As COP27 came and went, one message rang abundantly clear: Global investment in decarbonization is falling far short of what is needed to get the world on track to limit warming to 1.5 degrees C. Transition planning could play a big part in meeting climate objectives.
Although we need by 2030 to be spending four times our fossil fuel investment on expanding the low-carbon energy supply, today we are barely matching it. Another study puts the investment gap between now and 2050 at more than $270 trillion in energy, transport, buildings, and other industrial sectors. We have a long way to go.
So it was a welcome jolt when the United Nations’ High-Level Expert Groupon Net-Zero Emissions Commitments for Non-State Entities (HLEG) admonished global financial institutions to “dramatically” scale-up their financial commitments to the climate — a message echoed by the UN Secretary-General. The group called on regulators to introduce new rules and standards around net-zero pledges.
Many standard setters and regulators anticipated this call and have in the past couple of weeks been issuing a range of new guidelines on net-zero claims and key considerations around carbon markets. The problem: We can’t keep waiting for the next COP to mobilize around the planet’s existential threat.
For the financial sector to scale up, financial supervisors and regulators across jurisdictions must step up and coalesce around the immediate actions that are needed now. Probably the most helpful focus for the regulatory community would be to become champions of transition planning.
Why transition planning? Because when it comes to emissions, many countries and businesses are making promises that they haven’t figured out how to deliver on. Pledges do not equate to action, and while COP27 was billed as the implementation COP, there remains a significant implementation gap. The missing element is transition planning — a set of goals, actions, and accountability mechanisms that align corporations’ strategies and missions with a pathway to net zero. These plans provide the roadmap to lower emissions, and ultimately, net zero.
How financial regulators and supervisors embrace transition planning may vary by jurisdiction, at least initially. Regardless of the approach taken, the regulatory community must insist that standards around transition planning are ambitious, coherent, and interoperable across jurisdictions. Ideally, regulators will embrace existing voluntary initiatives that have picked up steam in the private sector, such as those promoted by the Glasgow Financial Alliance for Net Zero, the Task Force on Climate-Related Financial Disclosures, the Task Force on Nature-Related Financial Disclosures — and the climate-related disclosure standards being drafted by the International Sustainability Standards Board (ISSB).
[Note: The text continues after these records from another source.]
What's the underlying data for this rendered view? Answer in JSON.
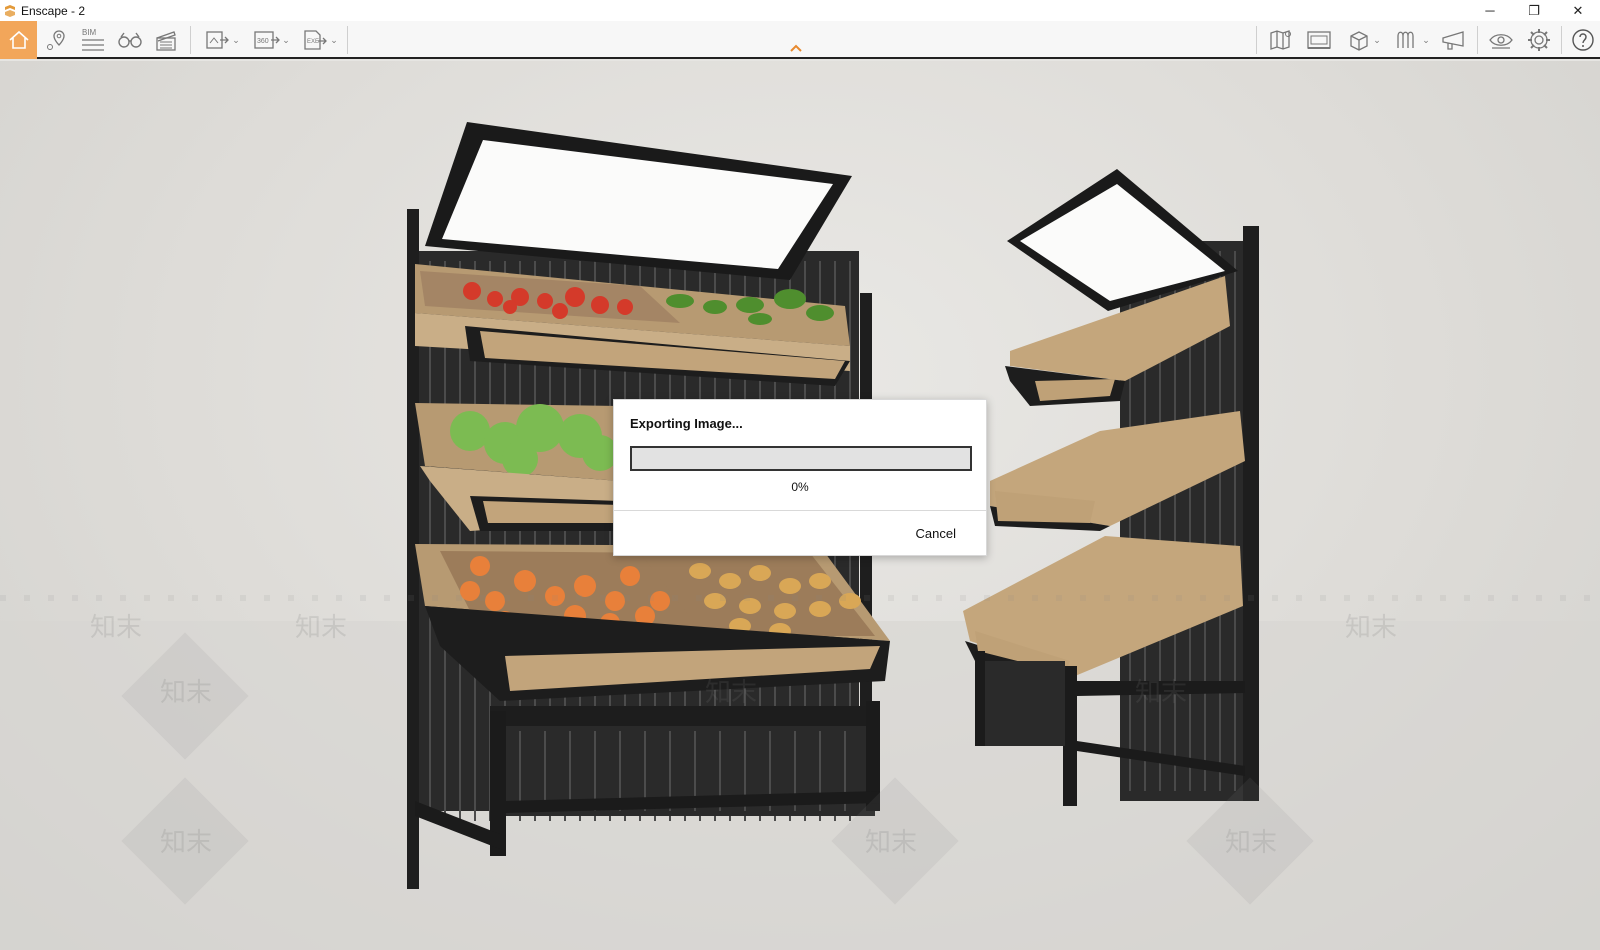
{
  "window": {
    "title": "Enscape - 2",
    "controls": {
      "minimize": "─",
      "restore": "❐",
      "close": "✕"
    }
  },
  "toolbar": {
    "left_icons": [
      "home-icon",
      "location-pin-icon",
      "bim-icon",
      "binoculars-icon",
      "clapperboard-icon"
    ],
    "bim_label": "BIM",
    "export_icons": [
      "render-export-icon",
      "panorama-360-export-icon",
      "exe-export-icon"
    ],
    "panorama_label": "360",
    "exe_label": "EXE",
    "right_icons": [
      "map-icon",
      "asset-library-icon",
      "cube-view-icon",
      "material-icon",
      "feedback-icon",
      "visibility-eye-icon",
      "settings-gear-icon",
      "help-icon"
    ],
    "accent_color": "#f2a65a"
  },
  "dialog": {
    "title": "Exporting Image...",
    "progress_percent": 0,
    "progress_text": "0%",
    "cancel_label": "Cancel"
  },
  "viewport": {
    "watermark_text": "知末"
  }
}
Regardless of how transition planning is formally embraced within the financial system, many will benefit. Take investors as an example. Transition planning endorsed by regulators will help investors to more effectively allocate capital to enterprises with viable plans for low-carbon operations. They will have more confidence that their investments are not being greenwashed.
Financial regulators and supervisors will also rest easier, as transition plans can clearly show if and how climate risk is being managed. Early engagement on the data provided by transition plans should help supervisors to shape best-in-class climate-risk management more effectively and proactively.
At a micro-prudential level, disclosures of financial institution transition plans enable a clear view as to which firms are left vulnerable. At a macro-prudential level, widespread disclosures can provide a window into potential systemic risk. The good news is that jurisdictions are beginning to embrace transition planning. Last week, the United Kingdom’sTransition Plan Taskforce launched its definition of a “gold standard” transition plan, and the UK’s Bank of England and Financial Conduct Authority have embraced transition plans as a way of enabling an orderly transition to net zero and managing climate risk.
Momentum is also building around tools and utilities that can help track progress against net-zero commitments and transition plans. For instance, the Climate Data Steering Committee outlined the foundational data upon which the planned Net Zero Data PublicUtility (NZDPU) should be based, and a beta version of the NZDPU is expected to be launched in the third quarter of 2023. The CDP also agreed to apply the ISSB’s climate disclosure standard in its work, ensuring that the largest environmental disclosure platform is aligned with global guidelines.
An Urgent Gap
Yet in most jurisdictions, the need for transition planning is too often overlooked. This is a missed opportunity and a gap that is urgent to fill. Without clear expectations of what these plans should include, as well as careful considerations around, coordination and interoperability of requirements, the data from transition plans risk being disparate across firms and sectors — preventing them from painting a full picture of progress. A lack of clarity will also prevent supervisors and regulators from effectively managing climate risks in line with their mandates.
If we are to limit temperature increases in accordance with the Paris Agreement and mobilize the financial system to reach net zero, then supervisors and regulators need to step up and explore how they can enable an orderly transition that supports financial stability and avoids climate catastrophe. Transition plans — ideally made mandatory and disclosed at scale — may end up being the light that enables them to proceed with confidence.